and complete a literature search to find studies conducted using this
test in other settings. Based on your understanding of these
materials, you will have to prepare a brief presentation in class (15-
• What is the test designed for?
• How was it created and normed?
• Would you use it? Why or why not? If so, for what
• Does it appear to be adequately constructed?
• Does it appear to be adequately normed?
• Is reliability and validity established?
• Do other test to measure the same thing exist? Finally you
will need to summarize the theoretical framework upon
which the test you selected is based and indicate the
population for which it is designed to be used.
3. Final test 30% of final grade
There will be open-ended questions concerning general testing issues
discussed during classes (they may refer to both practical and
In the final report any scoring mistakes will not be accepted. Use feedback
from technical reports to create a final report without mistakes. Scoring
mistakes will automatically earn you a zero for the final report.
Term “Deadline” refers to beginning of the class.
We expect hard (printed) copy of each paper (hard copy printed on white
A4 format paper, Font 12, Times New Roman, double spaced) with all
appendixes (test answer sheets, profile forms etc.). We also ask for
electronic version of your work sent by e-mail.
The deadlines for reports are non-negotiable. Late report will be accepted
but your score will be reduced by 50%.
It is your responsibility to backup your computer, make backup copies of
your work, arrange with your brother access to his printer, book tickets to
earlier flight from Bermuda and do all the necessary steps in order to
ensure that you attend classes and you do not lose your paper right
before it is due.
The paper is to be the product of independent work. Plagiarism is
unacceptable and will result in an automatic FAILURE.
rewriting of final report is possible only for those who scored below 50%
of points (failed).
rewriting of the final exam is possible only for those who scored below
50% of points (failed).
Grading and passing
In order to pass the course the requirements are:
Passing final test (min. 16 points)
Passing the final report (min. 16 points)
Completing all class assignments
Getting min. 60 points from all the activities
Technical report no. 1 (Raven) - 10% (10 points)
Technical report no. 2 (NEO-P-R) – 10% (10 points)
Technical report no. 3 (CISS) - 10% (10 points)
Final report (overall diagnosis) - 30% (30 points)
Test critique project - 10% (10 points)
Final test - 30% (30 points)
You can get a maximum of 100 points from all the activities described
above.
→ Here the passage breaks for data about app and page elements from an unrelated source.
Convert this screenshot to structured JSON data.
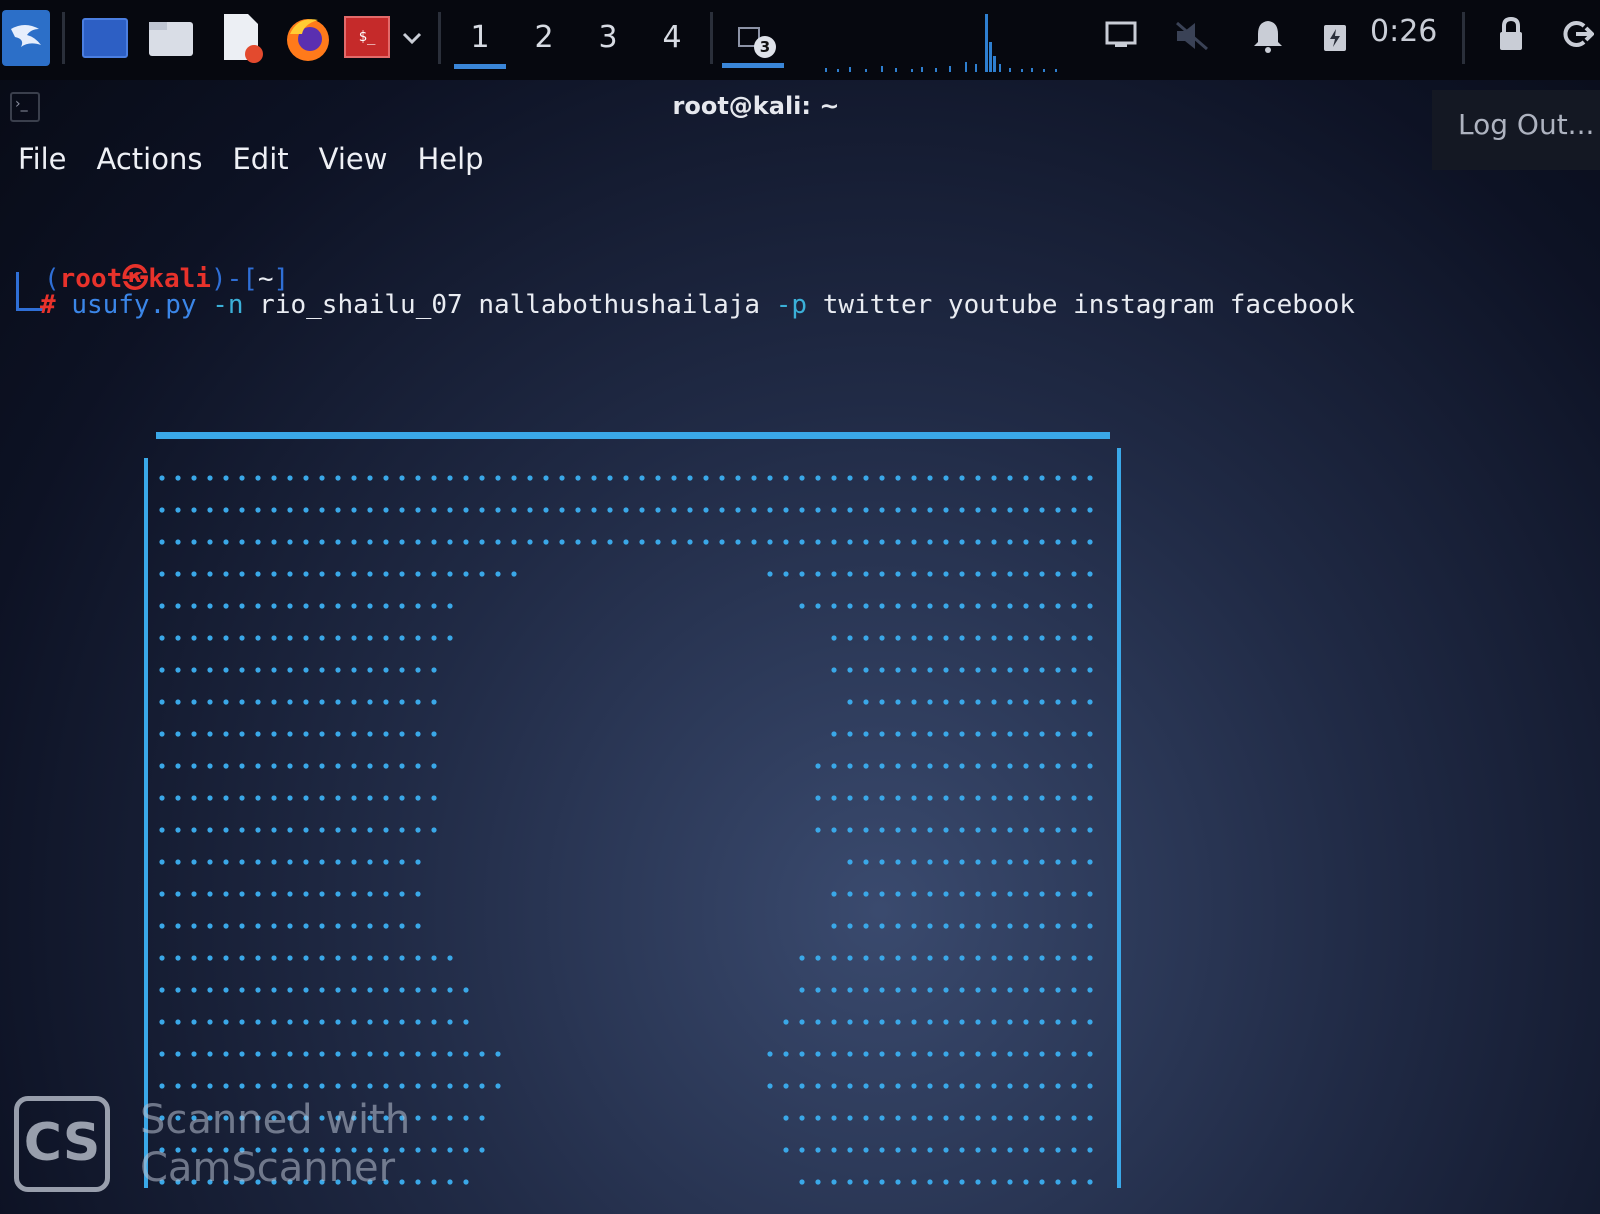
{
  "taskbar": {
    "launchers": [
      "kali-dragon-icon",
      "desktop-icon",
      "file-manager-icon",
      "text-editor-icon",
      "firefox-icon",
      "terminal-icon",
      "chevron-down-icon"
    ],
    "workspaces": [
      "1",
      "2",
      "3",
      "4"
    ],
    "active_workspace": "1",
    "window_badge": "3",
    "clock": "0:26"
  },
  "window": {
    "title": "root@kali: ~",
    "logout_label": "Log Out..."
  },
  "menu": {
    "file": "File",
    "actions": "Actions",
    "edit": "Edit",
    "view": "View",
    "help": "Help"
  },
  "terminal": {
    "prompt_open": "(",
    "user": "root",
    "at": "㉿",
    "host": "kali",
    "prompt_close": ")-[",
    "cwd": "~",
    "prompt_end": "]",
    "hash": "#",
    "command": "usufy.py",
    "flag_n": "-n",
    "names": "rio_shailu_07 nallabothushailaja",
    "flag_p": "-p",
    "platforms": "twitter youtube instagram facebook"
  },
  "watermark": {
    "logo": "CS",
    "line1": "Scanned with",
    "line2": "CamScanner"
  },
  "colors": {
    "accent_blue": "#3a86d8",
    "prompt_red": "#e8322b",
    "art_dots": "#3aa8e8"
  }
}
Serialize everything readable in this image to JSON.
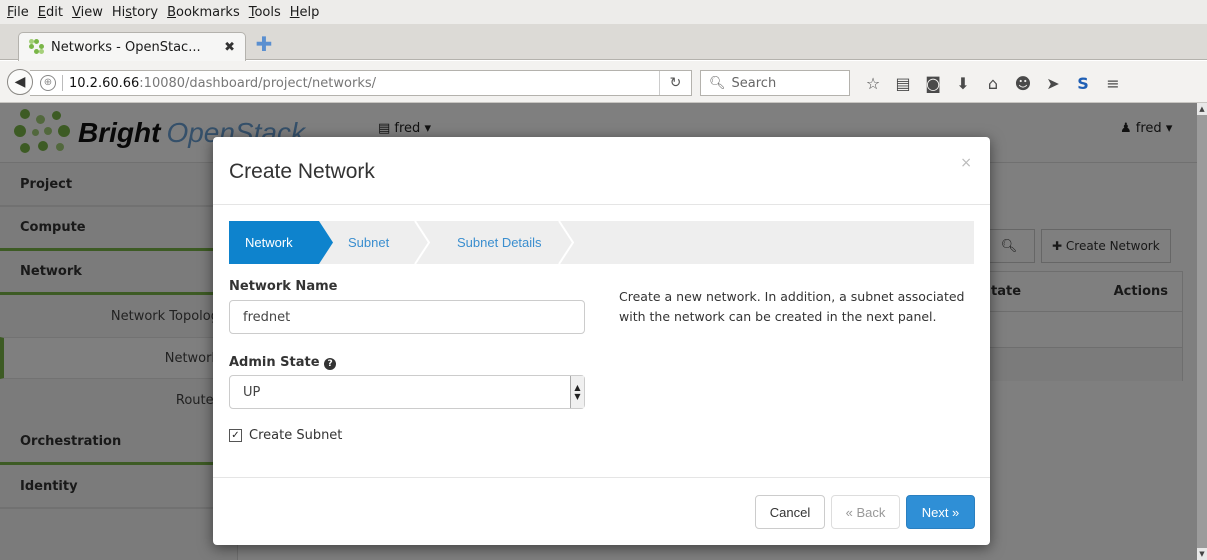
{
  "browser": {
    "menu": [
      "File",
      "Edit",
      "View",
      "History",
      "Bookmarks",
      "Tools",
      "Help"
    ],
    "menu_underline": [
      "F",
      "E",
      "V",
      "s",
      "B",
      "T",
      "H"
    ],
    "tab_title": "Networks - OpenStac...",
    "tab_close": "✖",
    "url_host": "10.2.60.66",
    "url_rest": ":10080/dashboard/project/networks/",
    "search_placeholder": "Search"
  },
  "header": {
    "brand_bold": "Bright",
    "brand_light": "OpenStack",
    "project": "fred",
    "user": "fred"
  },
  "sidebar": {
    "sections": [
      "Project",
      "Compute",
      "Network",
      "Orchestration",
      "Identity"
    ],
    "network_items": [
      "Network Topolog",
      "Network",
      "Router"
    ]
  },
  "content": {
    "create_network_button": "Create Network",
    "table_headers": [
      "tate",
      "Actions"
    ]
  },
  "modal": {
    "title": "Create Network",
    "close": "×",
    "steps": [
      "Network",
      "Subnet",
      "Subnet Details"
    ],
    "network_name_label": "Network Name",
    "network_name_value": "frednet",
    "admin_state_label": "Admin State",
    "admin_state_value": "UP",
    "create_subnet_label": "Create Subnet",
    "create_subnet_checked": true,
    "description": "Create a new network. In addition, a subnet associated with the network can be created in the next panel.",
    "cancel": "Cancel",
    "back": "« Back",
    "next": "Next »"
  },
  "colors": {
    "accent_green": "#7ab648",
    "wizard_active": "#0e83cd",
    "primary_button": "#2f8fd6"
  }
}
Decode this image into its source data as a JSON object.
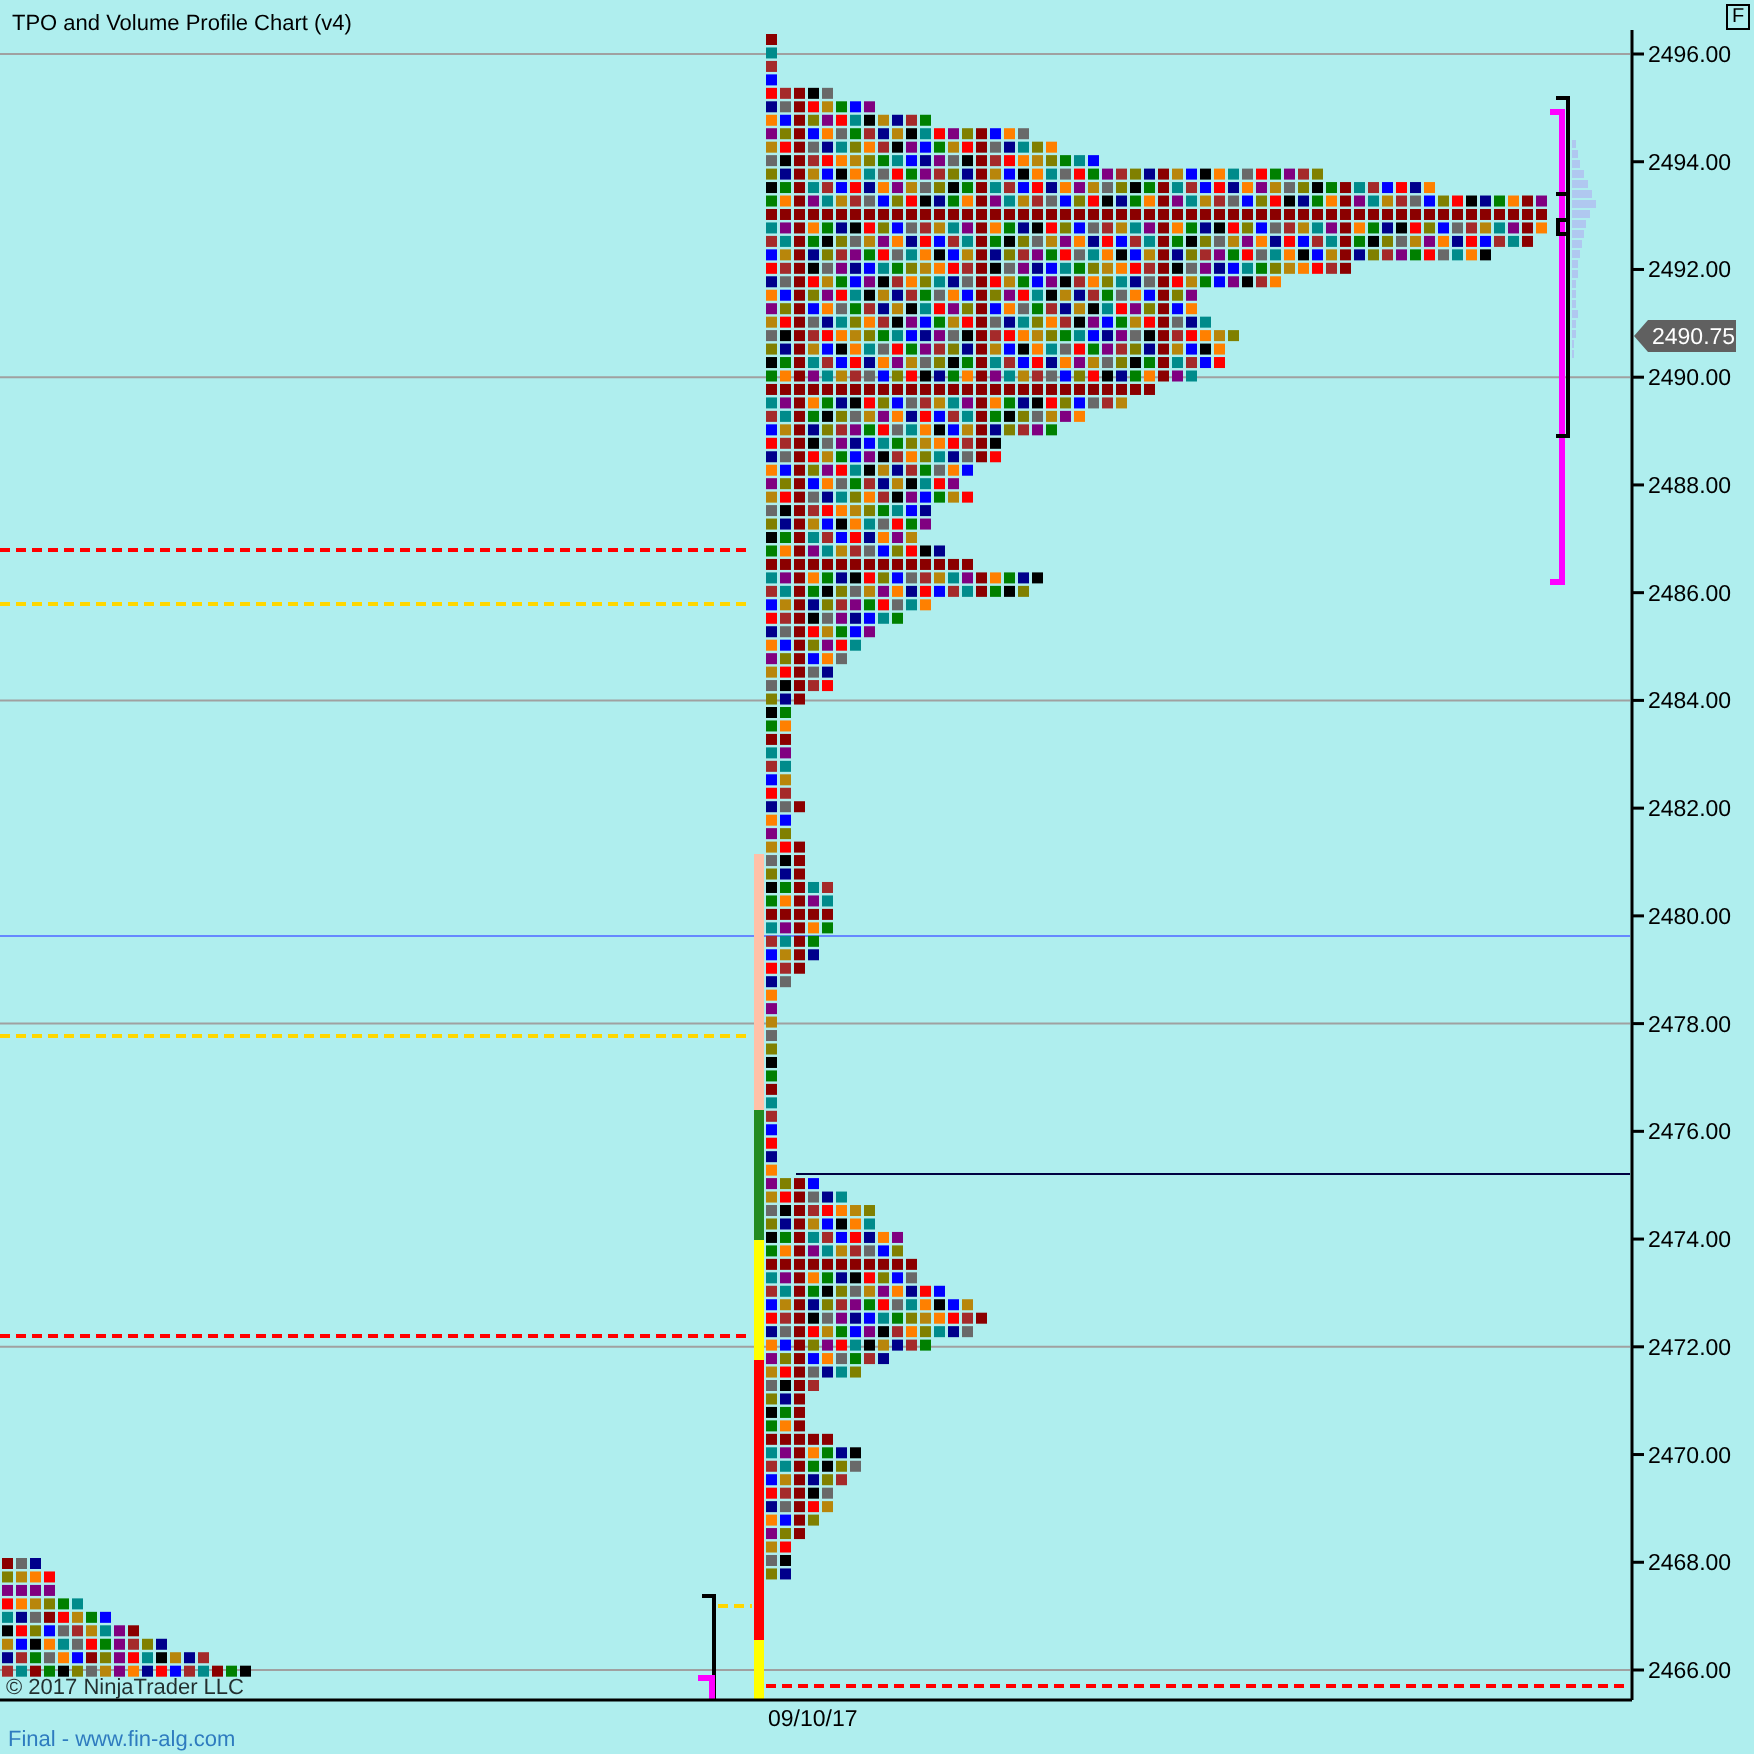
{
  "title": "TPO and Volume Profile Chart (v4)",
  "mode_button": "F",
  "price_axis": {
    "labels": [
      "2496.00",
      "2494.00",
      "2492.00",
      "2490.00",
      "2488.00",
      "2486.00",
      "2484.00",
      "2482.00",
      "2480.00",
      "2478.00",
      "2476.00",
      "2474.00",
      "2472.00",
      "2470.00",
      "2468.00",
      "2466.00"
    ]
  },
  "last_price": "2490.75",
  "date_label": "09/10/17",
  "copyright": "© 2017 NinjaTrader LLC",
  "footer": "Final - www.fin-alg.com"
}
Your final grade depends on the total number of points gained.
0-59 points = 2 (not passing)
60-67 points = 3
68 – 75 points = 3,5
76 – 83 points = 4
84 – 91 points = 4,5
92 – 99 points = 5
100 points = 5!
No more than 2 classes can be missed, irrespective of excuse
Information on level of this course, year of study and semester when the course unit is delivered, types and amount of class hours - can be found in course structure diagrams of apropriate study programmes. This course is related to the following study programmes:
Additional information (registration calendar, class conductors, localization and schedules of classes), might be available in the USOSweb system: